Appreciation this month for public health care workers
Nearly every month each year features an array of causes, groups or conditions that merit being recognized with a day, week or even the entire month.
August is no exception. But with the world in the midst of the coronavirus pandemic, one designation seems particularly apt this year.
Gov. Gretchen Whitmer recently proclaimed August 2020 as Community Health Worker Appreciation Month in Michigan and encouraged Michiganders across the state to take this opportunity to thank the community health workers who have worked tirelessly against COVID-19.
“Community health workers have risen to the occasion to protect Michigan residents and battle COVID-19,” Whitmer said. “We are grateful for community health workers who continue to work hard to provide health services to communities across the state. I encourage each and everyone of us to show our appreciation to community health workers by taking steps to make their jobs easier by washing our hands frequently, practicing social distancing, and wearing a mask.”
According to the Michigan Community Health Worker Alliance, a community health worker “is a frontline public health worker who is a trusted member of and/or has an unusually close understanding of the community served. This trusting relationship enables the CHW to serve as a liaison/link/intermediary between health/social services and the community to facilitate access to services and improve the quality and cultural competence of service delivery.

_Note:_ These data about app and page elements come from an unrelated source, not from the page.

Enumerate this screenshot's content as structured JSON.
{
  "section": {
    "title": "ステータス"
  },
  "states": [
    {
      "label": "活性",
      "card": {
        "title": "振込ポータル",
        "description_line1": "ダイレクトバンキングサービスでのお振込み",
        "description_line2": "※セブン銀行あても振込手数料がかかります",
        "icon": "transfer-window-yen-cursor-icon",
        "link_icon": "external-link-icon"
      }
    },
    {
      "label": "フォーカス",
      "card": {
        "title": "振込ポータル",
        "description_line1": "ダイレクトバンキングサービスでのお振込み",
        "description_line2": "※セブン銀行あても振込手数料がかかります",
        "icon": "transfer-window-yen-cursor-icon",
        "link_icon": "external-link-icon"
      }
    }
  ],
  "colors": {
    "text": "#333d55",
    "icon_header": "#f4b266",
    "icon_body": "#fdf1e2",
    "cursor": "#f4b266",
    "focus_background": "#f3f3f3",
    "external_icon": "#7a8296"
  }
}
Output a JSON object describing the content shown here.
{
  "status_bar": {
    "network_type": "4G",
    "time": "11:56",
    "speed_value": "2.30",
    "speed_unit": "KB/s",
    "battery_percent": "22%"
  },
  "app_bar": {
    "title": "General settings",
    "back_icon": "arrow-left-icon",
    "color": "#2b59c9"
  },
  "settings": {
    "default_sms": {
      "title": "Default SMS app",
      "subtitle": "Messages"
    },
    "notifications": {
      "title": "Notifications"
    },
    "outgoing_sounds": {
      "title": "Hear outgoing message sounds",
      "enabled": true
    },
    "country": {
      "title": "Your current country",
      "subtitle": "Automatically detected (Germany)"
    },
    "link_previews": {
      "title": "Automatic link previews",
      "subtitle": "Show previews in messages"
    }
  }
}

A CHW also builds individual and community capacity by increasing health knowledge and self-sufficiency through a range of activities such as outreach, community education, informal counseling, social support and advocacy.”
The state has hundreds of community health workers in all regions of the state “helping prevent and manage chronic conditions, develop healthier lifestyles, improve maternal and child health, increase rates of preventive screenings and improve access to and use of health care and social services through outreach, enrollment and patient education,” according to the proclamation.
They are vital to reaching underserved areas to help promote and protect the health and well-being of their communities, according to the governor.